Of course, their proposed solution has not yet been announced, one year after halting funding for Yucca Mountain. This haphazard discontinuation by the administration of a project that has received previous endorsements from all three branches of the U.S. government contradicts their pro-nuclear energy stance and statements.
Even though recycling the spent nuclear fuel for further use in nuclear reactors should be the ultimate goal, there are those that feel that a long-term nuclear waste repository must first be demonstrated before these reprocessing efforts will be expanded.
That is why this facility, which Congress passed legislation to create in 1982 and was meant to safely store nuclear material from across the country for thousands of years, is necessary if we are to expand the nuclear energy production capacity of the United States
After decades of work and roughly $10 billion spent on research, the country needs a place like Yucca Mountain that is authorized to store 70,000 metric tons of nuclear fuel, and has been rated by the Electric Power Research Institute to safely and securely store up to 570,000 metric tons of nuclear waste.

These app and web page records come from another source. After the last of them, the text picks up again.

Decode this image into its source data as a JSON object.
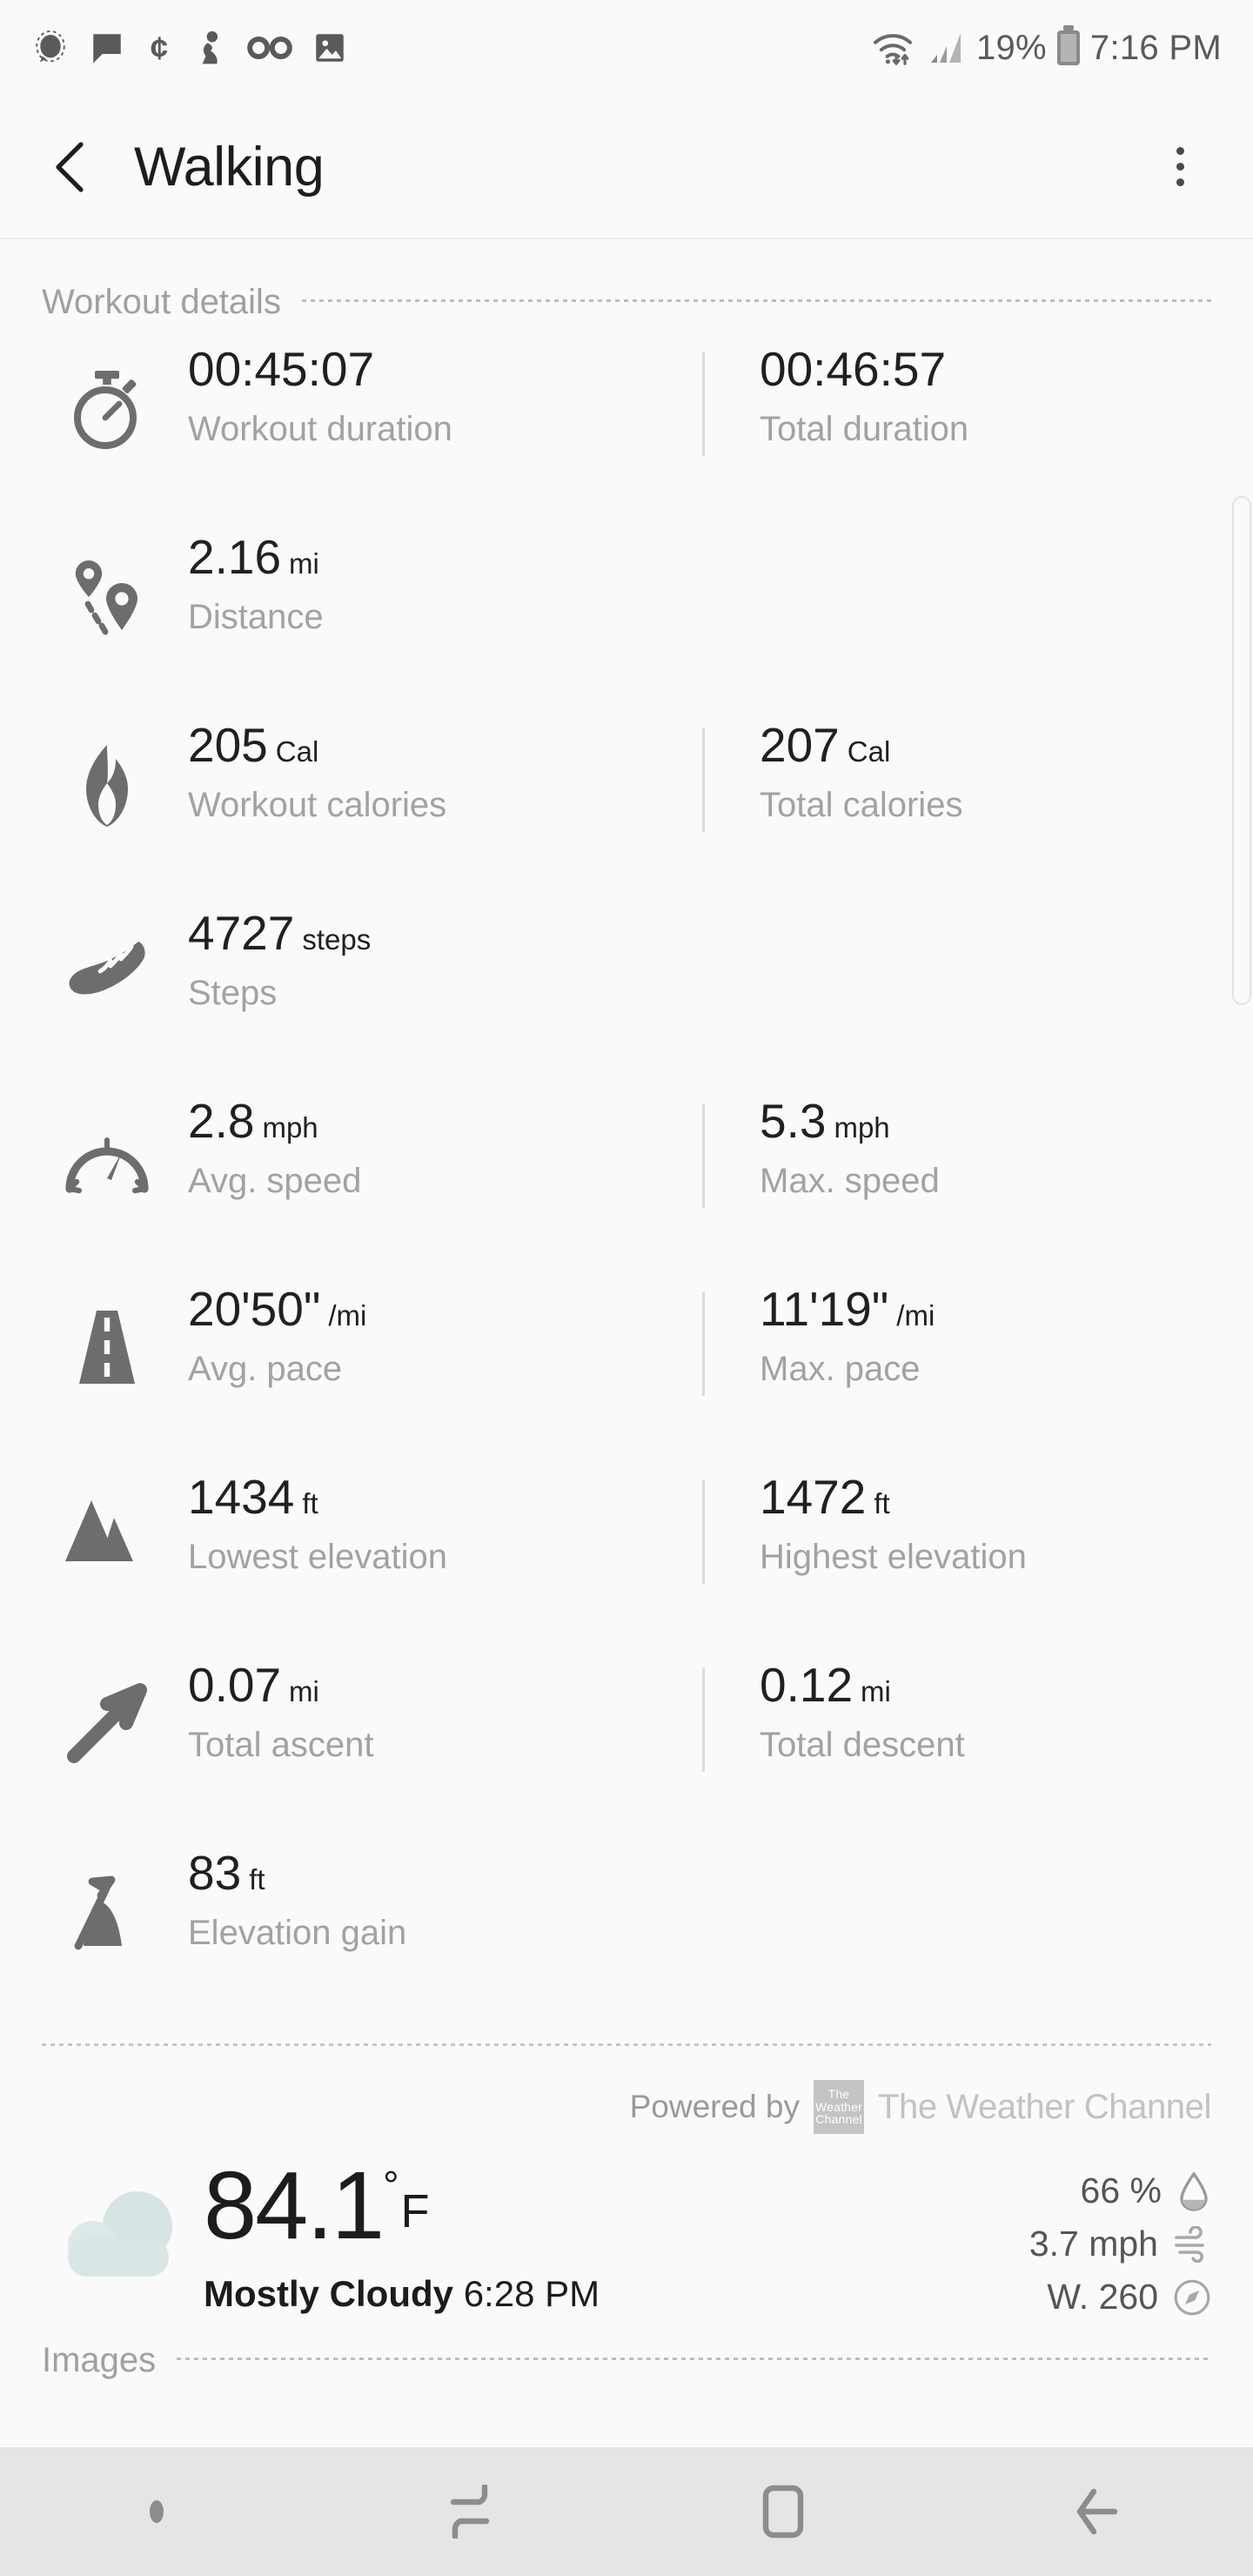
{
  "statusbar": {
    "icons_left": [
      "signal-bubble-icon",
      "message-icon",
      "cent-icon",
      "person-icon",
      "voicemail-icon",
      "image-icon"
    ],
    "wifi_icon": "wifi-updown-icon",
    "cellular_icon": "cellular-signal-icon",
    "battery_percent": "19%",
    "battery_icon": "battery-icon",
    "time": "7:16 PM"
  },
  "appbar": {
    "back_icon": "back-chevron-icon",
    "title": "Walking",
    "menu_icon": "overflow-menu-icon"
  },
  "sections": {
    "workout_details_label": "Workout details",
    "images_label": "Images"
  },
  "metrics": [
    {
      "icon": "stopwatch-icon",
      "left": {
        "value": "00:45:07",
        "unit": "",
        "caption": "Workout duration"
      },
      "right": {
        "value": "00:46:57",
        "unit": "",
        "caption": "Total duration"
      }
    },
    {
      "icon": "route-pins-icon",
      "left": {
        "value": "2.16",
        "unit": "mi",
        "caption": "Distance"
      },
      "right": null
    },
    {
      "icon": "flame-icon",
      "left": {
        "value": "205",
        "unit": "Cal",
        "caption": "Workout calories"
      },
      "right": {
        "value": "207",
        "unit": "Cal",
        "caption": "Total calories"
      }
    },
    {
      "icon": "shoe-icon",
      "left": {
        "value": "4727",
        "unit": "steps",
        "caption": "Steps"
      },
      "right": null
    },
    {
      "icon": "speedometer-icon",
      "left": {
        "value": "2.8",
        "unit": "mph",
        "caption": "Avg. speed"
      },
      "right": {
        "value": "5.3",
        "unit": "mph",
        "caption": "Max. speed"
      }
    },
    {
      "icon": "road-icon",
      "left": {
        "value": "20'50\"",
        "unit": "/mi",
        "caption": "Avg. pace"
      },
      "right": {
        "value": "11'19\"",
        "unit": "/mi",
        "caption": "Max. pace"
      }
    },
    {
      "icon": "mountain-icon",
      "left": {
        "value": "1434",
        "unit": "ft",
        "caption": "Lowest elevation"
      },
      "right": {
        "value": "1472",
        "unit": "ft",
        "caption": "Highest elevation"
      }
    },
    {
      "icon": "arrow-up-right-icon",
      "left": {
        "value": "0.07",
        "unit": "mi",
        "caption": "Total ascent"
      },
      "right": {
        "value": "0.12",
        "unit": "mi",
        "caption": "Total descent"
      }
    },
    {
      "icon": "elevation-gain-icon",
      "left": {
        "value": "83",
        "unit": "ft",
        "caption": "Elevation gain"
      },
      "right": null
    }
  ],
  "weather": {
    "powered_by": "Powered by",
    "provider_mark_lines": [
      "The",
      "Weather",
      "Channel"
    ],
    "provider_name": "The Weather Channel",
    "condition_icon": "cloudy-icon",
    "temperature": "84.1",
    "degree_symbol": "°",
    "temp_unit": "F",
    "condition": "Mostly Cloudy",
    "observed_time": "6:28 PM",
    "side_metrics": [
      {
        "text": "66 %",
        "icon": "humidity-droplet-icon"
      },
      {
        "text": "3.7 mph",
        "icon": "wind-icon"
      },
      {
        "text": "W. 260",
        "icon": "compass-icon"
      }
    ],
    "cloud_color": "#d6e4e3"
  },
  "navbar": {
    "buttons": [
      "nav-dot",
      "recents-icon",
      "home-icon",
      "back-icon"
    ]
  }
}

While this may seem like a lot of waste, critics must consider that 0.0007 pounds of nuclear material can produce the same amount of energy as 1,780 pounds of coal. In fact, over the past 50 years of nuclear energy production, only 60,000 metric tons of waste has been produced.
Currently, nuclear power plants are forced to store their nuclear waste on-site. While many argue that the fuel is safely stored at the reactor sites, it is surely less than ideal since these measures were to be a temporary fix rather than a long-term solution like the one Yucca Mountain can offer.
The on-site storage of nuclear waste is very expensive, both for the companies operating the plants and the American taxpayer. Since 1998, the government has been on the hook for paying for many of these on-site storage capabilities, the product of a partial breach of contract signed two decades ago whereby the government would construct a permanent federal facility for the safe disposal of nuclear waste.
The DOE has estimated that the cost to the government of on-site storage litigation will be roughly $11 billion by 2020, the year when the Yucca Mountain repository would be complete if positive actions were taken today.
Overall, this recent disagreement between the White House and Secretary Chu highlights the fact that the administration has not upheld its end of the deal. With the cut in funds to the Yucca Mountain repository, the administration promised to quickly set up a panel to find alternatives solutions to our nuclear waste problem, but in the year since the initial cuts, no steps have been taken to do so.
As the months go by and funding is slowly but surely eliminated from this project without any sign of an alternative solution, one has to wonder if the White House truly is serious about expanding our nuclear energy capacity. Regretfully, the administration’s recent actions seem to point to the contrary.